EXERCISE OBJECTIVE: From the data that follows, report how many lines hold the string "this", giving only the number.

RECORD EXTRACTS:
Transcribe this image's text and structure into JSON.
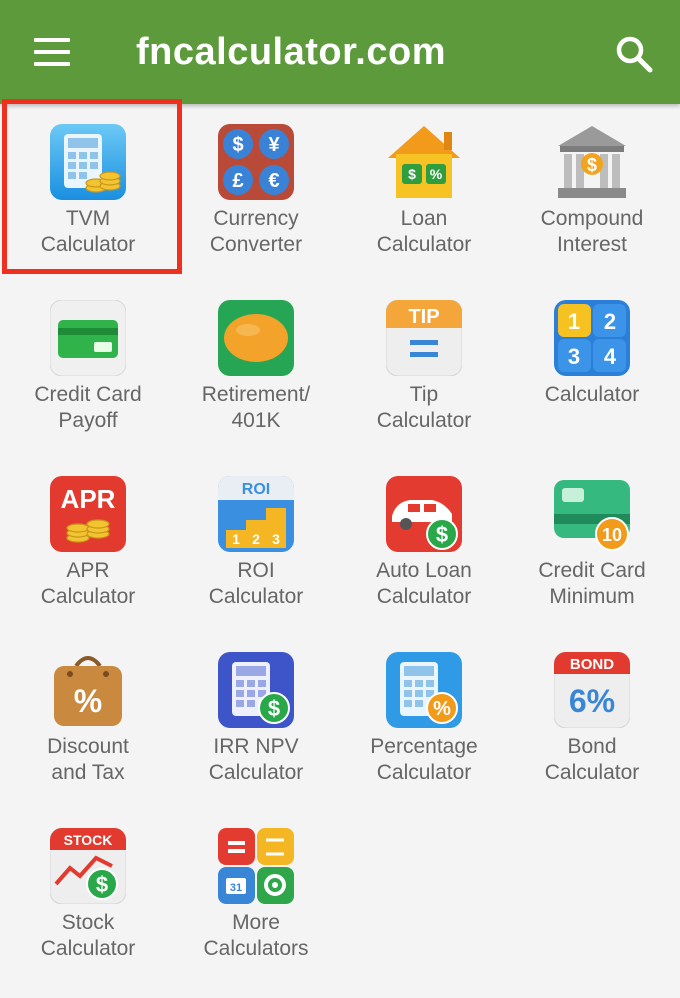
{
  "appbar": {
    "title": "fncalculator.com",
    "menu_icon": "hamburger-menu-icon",
    "search_icon": "search-icon",
    "color": "#5c9a3c"
  },
  "highlight_color": "#f0301e",
  "tiles": [
    {
      "line1": "TVM",
      "line2": "Calculator",
      "icon": "tvm-calculator-icon"
    },
    {
      "line1": "Currency",
      "line2": "Converter",
      "icon": "currency-converter-icon"
    },
    {
      "line1": "Loan",
      "line2": "Calculator",
      "icon": "loan-house-icon"
    },
    {
      "line1": "Compound",
      "line2": "Interest",
      "icon": "bank-building-icon"
    },
    {
      "line1": "Credit Card",
      "line2": "Payoff",
      "icon": "credit-card-icon"
    },
    {
      "line1": "Retirement/",
      "line2": "401K",
      "icon": "retirement-nest-egg-icon"
    },
    {
      "line1": "Tip",
      "line2": "Calculator",
      "icon": "tip-calculator-icon"
    },
    {
      "line1": "Calculator",
      "line2": "",
      "icon": "basic-calculator-icon"
    },
    {
      "line1": "APR",
      "line2": "Calculator",
      "icon": "apr-calculator-icon"
    },
    {
      "line1": "ROI",
      "line2": "Calculator",
      "icon": "roi-chart-icon"
    },
    {
      "line1": "Auto Loan",
      "line2": "Calculator",
      "icon": "car-loan-icon"
    },
    {
      "line1": "Credit Card",
      "line2": "Minimum",
      "icon": "credit-card-minimum-icon"
    },
    {
      "line1": "Discount",
      "line2": "and Tax",
      "icon": "discount-bag-icon"
    },
    {
      "line1": "IRR NPV",
      "line2": "Calculator",
      "icon": "irr-npv-calculator-icon"
    },
    {
      "line1": "Percentage",
      "line2": "Calculator",
      "icon": "percentage-calculator-icon"
    },
    {
      "line1": "Bond",
      "line2": "Calculator",
      "icon": "bond-calendar-icon"
    },
    {
      "line1": "Stock",
      "line2": "Calculator",
      "icon": "stock-chart-icon"
    },
    {
      "line1": "More",
      "line2": "Calculators",
      "icon": "more-calculators-icon"
    }
  ],
  "icon_text": {
    "currency": [
      "$",
      "¥",
      "£",
      "€"
    ],
    "loan": [
      "$",
      "%"
    ],
    "compound": "$",
    "tip": "TIP",
    "calc": [
      "1",
      "2",
      "3",
      "4"
    ],
    "apr": "APR",
    "roi": "ROI",
    "roi_steps": [
      "1",
      "2",
      "3"
    ],
    "auto": "$",
    "ccmin": "10",
    "discount": "%",
    "irr": "$",
    "pct": "%",
    "bond_top": "BOND",
    "bond_main": "6%",
    "stock_top": "STOCK",
    "stock_coin": "$",
    "more_day": "31"
  }
}
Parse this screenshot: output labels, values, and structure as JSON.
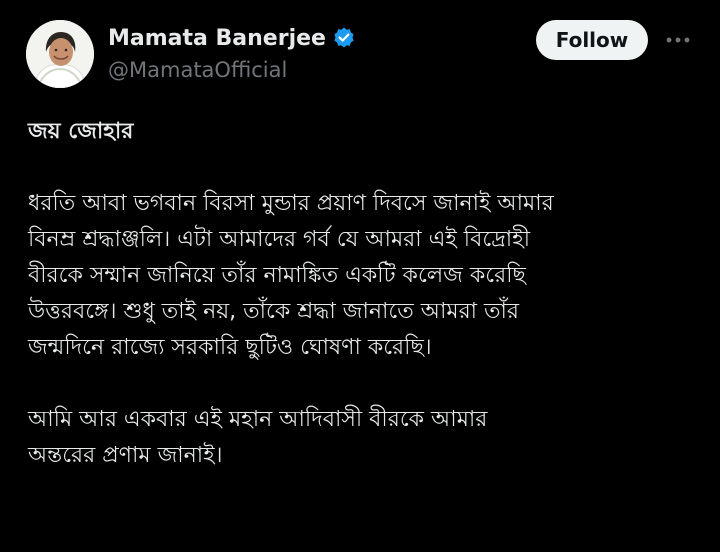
{
  "header": {
    "display_name": "Mamata Banerjee",
    "handle": "@MamataOfficial",
    "follow_label": "Follow",
    "verified_icon": "verified-badge-icon",
    "more_icon": "more-options-icon"
  },
  "tweet": {
    "greeting": "জয় জোহার",
    "para1": [
      "ধরতি আবা ভগবান বিরসা মুন্ডার প্রয়াণ দিবসে জানাই আমার",
      "বিনম্র শ্রদ্ধাঞ্জলি। এটা আমাদের গর্ব যে আমরা এই বিদ্রোহী",
      "বীরকে সম্মান জানিয়ে তাঁর নামাঙ্কিত একটি কলেজ করেছি",
      "উত্তরবঙ্গে। শুধু তাই নয়, তাঁকে শ্রদ্ধা জানাতে আমরা তাঁর",
      "জন্মদিনে রাজ্যে সরকারি ছুটিও ঘোষণা করেছি।"
    ],
    "para2": [
      "আমি আর একবার এই মহান আদিবাসী বীরকে আমার",
      "অন্তরের প্রণাম জানাই।"
    ]
  },
  "colors": {
    "background": "#000000",
    "text_primary": "#e7e9ea",
    "text_secondary": "#71767b",
    "verified_blue": "#1d9bf0",
    "follow_bg": "#eff3f4"
  }
}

TASK RESPONSE: 2